Louise Bourgeois’ life spanned nearly the entire twentieth century. A legend in her own time, she became part of the canon of art history, which has not been kind to women. Bourgeois likely did not categorize herself as a “woman artist,” but as a woman with a particular perspective on a very rich and complex life, she pioneered areas of expression where others feared to tread. She explored the interstices of the mind and the sublime landscape of the human form. She influenced the work of many artists, including Eva Hesse and Bruce Naumann, in their use of untraditional materials and desire to express sensual, erotic, and sadistic fantasy. From her latex mantels of breast-like forms to her menacing cage sculptures, Bourgeois’ personal narrative came forth in a stream of consciousness that alluded, among other things, to her philandering father and beleaguered mother.
I challenge the reader to find a female visual artist before Bourgeois who expressed such blackness, cynicism, and bite in the tradition of Goya and akin to Picasso. On a handkerchief she stitched, “I have been to hell and back and let me tell you it was wonderful,” embracing the archetypal female pastime of embroidery to convey a message that challenges our expectations of the pithy sayings decorative pillows ordinarily display. Can hell be wonderful or is this the artist’s sarcastic wit? Do we imagine that this visit lie at the core of her artistic imagination? And is this a pillow on which you would want to lay your weary head?

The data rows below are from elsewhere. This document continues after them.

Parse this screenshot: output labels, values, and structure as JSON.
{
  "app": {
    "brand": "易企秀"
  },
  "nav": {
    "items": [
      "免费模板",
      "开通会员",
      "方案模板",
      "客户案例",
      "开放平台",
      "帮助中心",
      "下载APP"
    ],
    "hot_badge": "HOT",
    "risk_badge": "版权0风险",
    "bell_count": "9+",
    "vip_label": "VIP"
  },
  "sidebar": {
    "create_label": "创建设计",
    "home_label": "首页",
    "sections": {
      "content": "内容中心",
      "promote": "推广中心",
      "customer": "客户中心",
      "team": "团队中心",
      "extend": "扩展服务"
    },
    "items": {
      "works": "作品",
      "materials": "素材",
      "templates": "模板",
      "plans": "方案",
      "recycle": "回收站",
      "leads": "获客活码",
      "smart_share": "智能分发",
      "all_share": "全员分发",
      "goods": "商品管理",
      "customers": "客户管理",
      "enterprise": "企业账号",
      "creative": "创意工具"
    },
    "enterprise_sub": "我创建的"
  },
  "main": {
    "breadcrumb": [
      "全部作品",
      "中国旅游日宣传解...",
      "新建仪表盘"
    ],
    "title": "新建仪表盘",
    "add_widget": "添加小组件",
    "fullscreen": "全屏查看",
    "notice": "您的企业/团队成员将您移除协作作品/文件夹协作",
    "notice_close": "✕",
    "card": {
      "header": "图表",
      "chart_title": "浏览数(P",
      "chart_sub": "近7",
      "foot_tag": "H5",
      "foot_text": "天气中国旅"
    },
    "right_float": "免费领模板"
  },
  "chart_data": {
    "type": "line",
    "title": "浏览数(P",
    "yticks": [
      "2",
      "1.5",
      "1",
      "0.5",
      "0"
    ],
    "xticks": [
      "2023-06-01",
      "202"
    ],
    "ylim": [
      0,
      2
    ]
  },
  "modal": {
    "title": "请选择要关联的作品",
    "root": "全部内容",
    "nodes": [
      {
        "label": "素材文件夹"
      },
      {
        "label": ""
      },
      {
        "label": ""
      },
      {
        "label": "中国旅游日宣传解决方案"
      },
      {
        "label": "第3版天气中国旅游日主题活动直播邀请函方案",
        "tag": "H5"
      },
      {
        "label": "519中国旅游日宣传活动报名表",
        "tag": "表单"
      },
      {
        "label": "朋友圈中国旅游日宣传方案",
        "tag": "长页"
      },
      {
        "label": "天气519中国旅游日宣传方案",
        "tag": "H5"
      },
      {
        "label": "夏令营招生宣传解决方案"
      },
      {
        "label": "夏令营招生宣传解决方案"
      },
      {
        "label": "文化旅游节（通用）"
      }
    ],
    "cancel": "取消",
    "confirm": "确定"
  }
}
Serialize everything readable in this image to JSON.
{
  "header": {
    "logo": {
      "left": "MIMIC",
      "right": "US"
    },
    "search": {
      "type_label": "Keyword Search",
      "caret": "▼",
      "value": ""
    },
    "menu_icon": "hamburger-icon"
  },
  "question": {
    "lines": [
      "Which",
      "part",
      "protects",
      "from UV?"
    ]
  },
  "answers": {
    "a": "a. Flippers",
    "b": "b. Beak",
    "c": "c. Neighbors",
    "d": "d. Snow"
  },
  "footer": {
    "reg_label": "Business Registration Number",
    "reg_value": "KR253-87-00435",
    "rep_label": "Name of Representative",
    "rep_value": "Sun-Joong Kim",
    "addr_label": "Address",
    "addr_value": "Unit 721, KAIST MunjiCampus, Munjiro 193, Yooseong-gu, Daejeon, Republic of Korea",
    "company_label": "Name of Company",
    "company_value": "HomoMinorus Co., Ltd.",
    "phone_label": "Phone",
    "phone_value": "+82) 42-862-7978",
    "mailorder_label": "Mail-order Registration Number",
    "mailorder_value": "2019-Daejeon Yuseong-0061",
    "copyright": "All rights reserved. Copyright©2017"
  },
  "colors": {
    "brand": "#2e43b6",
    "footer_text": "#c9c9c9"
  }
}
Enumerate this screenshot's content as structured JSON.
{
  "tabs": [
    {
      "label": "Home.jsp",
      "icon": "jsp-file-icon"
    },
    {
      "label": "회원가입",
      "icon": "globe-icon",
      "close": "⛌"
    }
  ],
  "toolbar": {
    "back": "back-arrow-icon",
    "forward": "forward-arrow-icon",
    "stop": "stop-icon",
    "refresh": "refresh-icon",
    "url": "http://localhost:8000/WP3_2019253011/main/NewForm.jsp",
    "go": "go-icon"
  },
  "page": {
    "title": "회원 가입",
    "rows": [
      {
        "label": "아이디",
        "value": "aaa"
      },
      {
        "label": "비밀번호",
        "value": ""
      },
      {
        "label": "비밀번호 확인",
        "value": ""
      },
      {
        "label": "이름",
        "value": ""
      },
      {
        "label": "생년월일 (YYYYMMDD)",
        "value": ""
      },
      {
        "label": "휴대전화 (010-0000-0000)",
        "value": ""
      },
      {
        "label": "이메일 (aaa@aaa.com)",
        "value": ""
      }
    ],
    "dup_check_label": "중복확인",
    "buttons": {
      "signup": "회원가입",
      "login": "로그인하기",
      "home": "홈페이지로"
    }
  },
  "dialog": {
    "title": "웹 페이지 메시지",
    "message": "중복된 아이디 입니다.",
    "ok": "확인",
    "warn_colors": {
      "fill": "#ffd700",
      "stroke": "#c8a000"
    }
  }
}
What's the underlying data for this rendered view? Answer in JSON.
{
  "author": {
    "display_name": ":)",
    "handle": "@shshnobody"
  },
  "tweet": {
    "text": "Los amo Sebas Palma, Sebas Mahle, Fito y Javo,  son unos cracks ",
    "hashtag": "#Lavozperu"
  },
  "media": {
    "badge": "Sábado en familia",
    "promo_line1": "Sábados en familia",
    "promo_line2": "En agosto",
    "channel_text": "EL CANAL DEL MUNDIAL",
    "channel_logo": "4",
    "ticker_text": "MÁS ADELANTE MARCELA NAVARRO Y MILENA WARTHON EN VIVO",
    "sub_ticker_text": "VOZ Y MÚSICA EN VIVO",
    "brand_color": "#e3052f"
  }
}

Like many women artists Bourgeois defied categorization and worked outside of prevailing trends.
Without a way to categorize Bourgeois, though, the art world struggled to define her. She did not secure fame until very late in life with major, serious retrospectives and scholarly catalogues. (In 1982, at age 70, she became the first woman to have a solo exhibition at the Museum of Modern Art in New York; in 1993 she represented the U.S. at the Venice Biennale; and in 2007 the Tate Modern in London and Centre Pompidou in Paris organized a major retrospective of her work.) An “artist’s artist” some say and true to that identity, she held salons where artists could visit and subject their work to her critique. Bourgeois was quirky and feisty. She wove feminist iconography to critique male dominance throughout her work and in the end, it was this repeated objective that conferred upon her iconic status. A non-conformist, creative dissenter, Louise was anything but bourgeois.